(For those of a particularly wonky bent, see here (PDF) for a more thorough review of modern utility rate law.)
Now watch what happens. Utility X files for a rate case and gets new tariffs in place. Theoretically, they only make their money on capital costs — operating costs are pass-throughs. But even if they accurately predicted all capital costs and operating costs, there is a pretty good chance that next year won’t be exactly like this year. In many cases, one finds that utilities go many years without a full rate case (more than 10 is not uncommon).
Why would they do this? Because they like their rates. If you can earn returns on capital and then steadily increase kWh sales without investing new capital, your returns will steadily rise. And if you suddenly find yourself with greater operating margins (say, because you just got a big fat free allocation of CO2 permits), why have your rates reset to reflect that cost? You’d be giving money away.
That’s not to say that the utility commission won’t eventually get around to pushing for a rate case on their own, but here’s the dirty little secret of modern rate making: utility commissions don’t like rate cases. They’re a lot of work. They’re politically dangerous, since they run the risk you might have to raise rates. Utility commissions are almost universally understaffed and underpaid. And utilities have learned how to exploit this to their advantage, to defer rate cases and keep excess returns as long as possible.

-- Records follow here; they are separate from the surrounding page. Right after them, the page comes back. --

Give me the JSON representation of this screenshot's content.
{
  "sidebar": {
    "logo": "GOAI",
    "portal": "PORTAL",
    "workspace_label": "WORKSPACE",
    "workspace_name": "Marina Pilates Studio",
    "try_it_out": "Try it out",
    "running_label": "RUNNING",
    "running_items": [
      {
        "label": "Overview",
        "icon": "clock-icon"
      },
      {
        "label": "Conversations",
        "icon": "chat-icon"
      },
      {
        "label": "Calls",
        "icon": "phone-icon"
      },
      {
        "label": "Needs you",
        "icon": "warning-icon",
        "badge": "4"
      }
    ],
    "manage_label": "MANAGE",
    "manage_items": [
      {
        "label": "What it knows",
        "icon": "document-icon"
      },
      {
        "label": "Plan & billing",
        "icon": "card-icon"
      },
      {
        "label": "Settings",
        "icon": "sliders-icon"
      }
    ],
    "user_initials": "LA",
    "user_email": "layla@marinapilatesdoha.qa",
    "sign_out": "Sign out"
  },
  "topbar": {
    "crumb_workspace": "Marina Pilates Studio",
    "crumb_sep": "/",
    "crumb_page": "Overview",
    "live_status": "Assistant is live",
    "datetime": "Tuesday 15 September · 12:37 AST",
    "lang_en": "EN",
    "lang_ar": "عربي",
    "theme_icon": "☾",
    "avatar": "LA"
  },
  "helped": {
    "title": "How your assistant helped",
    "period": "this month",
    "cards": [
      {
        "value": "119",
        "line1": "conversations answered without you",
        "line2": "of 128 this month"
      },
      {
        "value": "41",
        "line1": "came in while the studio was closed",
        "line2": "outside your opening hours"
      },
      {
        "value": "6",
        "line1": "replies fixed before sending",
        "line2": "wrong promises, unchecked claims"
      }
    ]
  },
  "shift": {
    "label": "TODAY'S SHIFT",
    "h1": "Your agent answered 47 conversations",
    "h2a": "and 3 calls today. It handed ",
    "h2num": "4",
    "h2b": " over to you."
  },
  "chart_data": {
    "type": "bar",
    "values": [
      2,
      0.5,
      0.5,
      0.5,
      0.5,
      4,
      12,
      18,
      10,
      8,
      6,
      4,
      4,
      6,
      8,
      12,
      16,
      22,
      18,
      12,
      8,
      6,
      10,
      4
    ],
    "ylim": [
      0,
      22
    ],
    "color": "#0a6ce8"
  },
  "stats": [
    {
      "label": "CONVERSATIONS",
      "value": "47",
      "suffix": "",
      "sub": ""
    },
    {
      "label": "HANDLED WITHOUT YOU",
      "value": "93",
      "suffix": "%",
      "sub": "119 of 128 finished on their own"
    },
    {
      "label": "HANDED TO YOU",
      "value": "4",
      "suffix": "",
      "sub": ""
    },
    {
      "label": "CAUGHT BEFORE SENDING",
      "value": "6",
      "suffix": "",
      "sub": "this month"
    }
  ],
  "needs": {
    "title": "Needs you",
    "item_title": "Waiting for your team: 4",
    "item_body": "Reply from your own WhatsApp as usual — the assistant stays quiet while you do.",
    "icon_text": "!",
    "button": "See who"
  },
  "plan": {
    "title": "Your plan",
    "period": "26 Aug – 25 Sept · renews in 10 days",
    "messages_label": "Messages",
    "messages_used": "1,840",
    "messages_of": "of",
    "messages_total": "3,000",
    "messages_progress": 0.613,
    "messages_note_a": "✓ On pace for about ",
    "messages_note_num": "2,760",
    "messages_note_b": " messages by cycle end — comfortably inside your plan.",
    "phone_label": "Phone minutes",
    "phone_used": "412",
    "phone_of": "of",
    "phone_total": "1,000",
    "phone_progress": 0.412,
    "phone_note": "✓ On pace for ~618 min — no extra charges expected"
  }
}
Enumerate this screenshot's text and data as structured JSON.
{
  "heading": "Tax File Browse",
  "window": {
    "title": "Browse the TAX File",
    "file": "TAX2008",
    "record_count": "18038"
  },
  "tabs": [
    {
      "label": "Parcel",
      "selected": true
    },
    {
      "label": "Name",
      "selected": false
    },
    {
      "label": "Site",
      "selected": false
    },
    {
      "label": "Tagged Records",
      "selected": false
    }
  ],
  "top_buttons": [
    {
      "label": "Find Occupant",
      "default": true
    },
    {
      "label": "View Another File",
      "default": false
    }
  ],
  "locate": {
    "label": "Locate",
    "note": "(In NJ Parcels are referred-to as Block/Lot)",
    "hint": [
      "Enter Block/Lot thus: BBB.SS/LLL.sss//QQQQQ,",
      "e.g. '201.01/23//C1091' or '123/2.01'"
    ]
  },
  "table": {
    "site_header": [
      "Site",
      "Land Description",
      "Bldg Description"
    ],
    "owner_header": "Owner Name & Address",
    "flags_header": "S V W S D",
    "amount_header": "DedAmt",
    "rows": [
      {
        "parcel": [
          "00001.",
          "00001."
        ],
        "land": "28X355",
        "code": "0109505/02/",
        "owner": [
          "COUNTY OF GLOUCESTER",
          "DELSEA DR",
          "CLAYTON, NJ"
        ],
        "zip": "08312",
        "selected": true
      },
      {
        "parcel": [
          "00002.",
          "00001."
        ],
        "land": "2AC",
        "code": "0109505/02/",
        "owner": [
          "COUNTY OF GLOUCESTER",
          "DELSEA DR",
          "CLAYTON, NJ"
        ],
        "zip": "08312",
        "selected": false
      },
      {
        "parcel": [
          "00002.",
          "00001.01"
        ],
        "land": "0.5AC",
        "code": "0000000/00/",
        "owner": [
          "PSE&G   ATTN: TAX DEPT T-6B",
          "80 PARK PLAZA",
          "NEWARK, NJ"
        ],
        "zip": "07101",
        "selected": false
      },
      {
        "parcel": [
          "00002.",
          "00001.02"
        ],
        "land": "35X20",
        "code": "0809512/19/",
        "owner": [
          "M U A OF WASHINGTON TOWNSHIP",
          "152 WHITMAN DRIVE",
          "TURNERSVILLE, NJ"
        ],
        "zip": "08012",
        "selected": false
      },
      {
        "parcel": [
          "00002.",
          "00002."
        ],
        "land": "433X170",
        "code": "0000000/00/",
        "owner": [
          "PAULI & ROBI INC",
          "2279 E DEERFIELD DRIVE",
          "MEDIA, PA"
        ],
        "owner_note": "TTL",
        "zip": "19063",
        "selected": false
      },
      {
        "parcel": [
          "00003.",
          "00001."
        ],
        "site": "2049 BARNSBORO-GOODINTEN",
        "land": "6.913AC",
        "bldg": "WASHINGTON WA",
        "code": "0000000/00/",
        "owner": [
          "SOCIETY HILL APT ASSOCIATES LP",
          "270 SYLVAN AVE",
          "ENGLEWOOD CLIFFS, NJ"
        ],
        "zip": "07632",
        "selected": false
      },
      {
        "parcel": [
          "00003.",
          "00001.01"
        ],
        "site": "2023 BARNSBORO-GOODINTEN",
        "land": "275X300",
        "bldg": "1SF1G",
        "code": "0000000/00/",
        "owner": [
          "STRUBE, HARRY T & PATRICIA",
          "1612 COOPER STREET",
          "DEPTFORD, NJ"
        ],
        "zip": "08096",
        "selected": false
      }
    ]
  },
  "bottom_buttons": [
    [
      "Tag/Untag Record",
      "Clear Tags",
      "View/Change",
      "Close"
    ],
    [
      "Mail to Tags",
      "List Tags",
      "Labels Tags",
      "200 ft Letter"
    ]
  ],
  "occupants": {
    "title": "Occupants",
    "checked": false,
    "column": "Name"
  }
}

What it all means
No matter what you hear, free allocation of pollution permits is a huge gift to our nation’s coal utilities. It won’t lower power prices, but it will increase the profit margins of anyone fortunate enough to be on the receiving end. And it will sustain operation of our most carbon-intensive power sources, deferring the point at which we finally begin to get serious about greenhouse gas abatement.
In short: auction.